At the school where he used to teach constitutional law, President Obama declared today that “in some ways the judicial process is a casualty of some broader trends in our democracy.”
Obama’s discussion at the University of Chicago was intended to needle a reticent Congress on holding confirmation hearings for his Supreme Court nominee, Chicago native Merrick Garland.
He was joined at the event by House Dems representing Illinois and Sen. Dick Durbin (D-Ill.).
The president said his decade teaching classes and seminars at the law school was “really fun.”
“It used to be that people read the Constitution and Article II powers fairly straightforwardly. It says the president shall make these nominations with the advise and consent of the Senate, and unless there was some sort of real problem with that judges character or qualifications, it was fairly routine at every level, both at the District Court level, the Appellate Court level and the Supreme Court, that the person would be confirmed in short order,” Obama said.
“What has been unique in this process has been the growing attitude inside of the Senate that every nomination, no matter how well qualified a judge is, is a subject of contention. In some cases, it’s simply because one party or the other wants to gum up the works… in other cases, the view has been that despite all the talk about people wanting objective judges who are just calling balls and strikes and don’t bring any views to bear, that there are litmus tests that are applied that prevent a judge from getting a fair vote, even though they’re qualified, because they don’t meet the particular views of the party that’s objecting.”
Obama claimed that because of congressional stalling of nominees “the courts will be just an extension of our legislatures and our elections and our politics.”
“It’s not just a matter of who’s occupying that ninth seat on the Supreme Court,” he said. “It has to do with how we as a democracy operate and the particular authority that a court has to bring in order for our democracy to work.”
The president added that as politics got more polarized that “fed into a culture in Congress in which basic comity and habits of courtesy and process and institutional respect for people that you didn’t agree with — those things began to break down.”

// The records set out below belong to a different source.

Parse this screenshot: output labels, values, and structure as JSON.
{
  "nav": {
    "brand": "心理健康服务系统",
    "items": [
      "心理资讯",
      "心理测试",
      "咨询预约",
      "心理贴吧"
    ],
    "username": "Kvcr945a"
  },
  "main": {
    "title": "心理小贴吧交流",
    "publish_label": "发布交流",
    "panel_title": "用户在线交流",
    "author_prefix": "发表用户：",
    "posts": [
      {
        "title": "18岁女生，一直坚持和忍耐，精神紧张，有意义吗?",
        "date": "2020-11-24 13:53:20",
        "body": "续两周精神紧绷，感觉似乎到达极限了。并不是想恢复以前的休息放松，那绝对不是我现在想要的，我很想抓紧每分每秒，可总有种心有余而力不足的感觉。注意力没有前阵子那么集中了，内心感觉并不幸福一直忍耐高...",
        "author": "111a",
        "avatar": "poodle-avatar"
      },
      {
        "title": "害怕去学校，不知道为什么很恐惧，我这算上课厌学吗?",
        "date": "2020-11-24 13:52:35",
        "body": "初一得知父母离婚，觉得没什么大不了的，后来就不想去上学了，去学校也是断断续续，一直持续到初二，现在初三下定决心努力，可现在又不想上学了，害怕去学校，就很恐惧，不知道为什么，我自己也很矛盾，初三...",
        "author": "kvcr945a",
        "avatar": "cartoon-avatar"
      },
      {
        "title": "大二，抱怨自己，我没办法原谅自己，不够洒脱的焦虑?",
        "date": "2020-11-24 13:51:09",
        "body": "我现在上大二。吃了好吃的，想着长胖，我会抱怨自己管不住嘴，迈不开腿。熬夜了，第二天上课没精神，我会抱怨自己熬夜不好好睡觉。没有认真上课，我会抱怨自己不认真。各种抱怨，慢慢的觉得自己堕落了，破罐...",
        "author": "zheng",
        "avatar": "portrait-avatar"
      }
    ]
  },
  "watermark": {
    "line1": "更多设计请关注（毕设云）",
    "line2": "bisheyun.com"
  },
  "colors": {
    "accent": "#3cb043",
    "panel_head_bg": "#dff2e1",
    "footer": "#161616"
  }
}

Obama also went into detail on how he picks Supreme Court justices: he looks for “intellectual integrity” and people who “bring a humanity to the job,” aka jurists “who understand how the world works so that they are not entirely blind to the history of racial discrimination or gender discrimination or how money operates in our world.”
A student asked the president what diversity Garland, a white male, would bring to the Supreme Court.
“You know, the way I’ve thought about diversity is not to think about any single seat as, oh, I’ve got to fill this slot with this demographic. But rather, if I’ve got a broad set of nominees to make, and this is true across the board, how do I make sure that I’m intentional throughout that process so that the talent of every American is — and every potential candidate gets a fair look,” Obama responded.
“If I stick to that, if I do that, if I make sure that I’m broadening the search, broadening the pool, looking at a bunch of folks, even if they’re not going through the conventional paths, that I’ll end up — the process will result in diversity. And that in fact is what’s happened.”
Obama touted his record on federal court appointments, noting “we’ve got more African-Americans on the circuit courts than we ever had before, we’ve got — I’ve appointed more African-American women to the federal courts than any other president before.”
“I’ve appointed more Latinos than any president before. I’ve appointed more Native Americans, more Asian-Americans, more LGBT judges than ever before,” he continued. “But at no point did I say, oh, you know what? You know, I need — I need a black lesbian, you know, from Skokie in that slot. That’s — can you find me one?”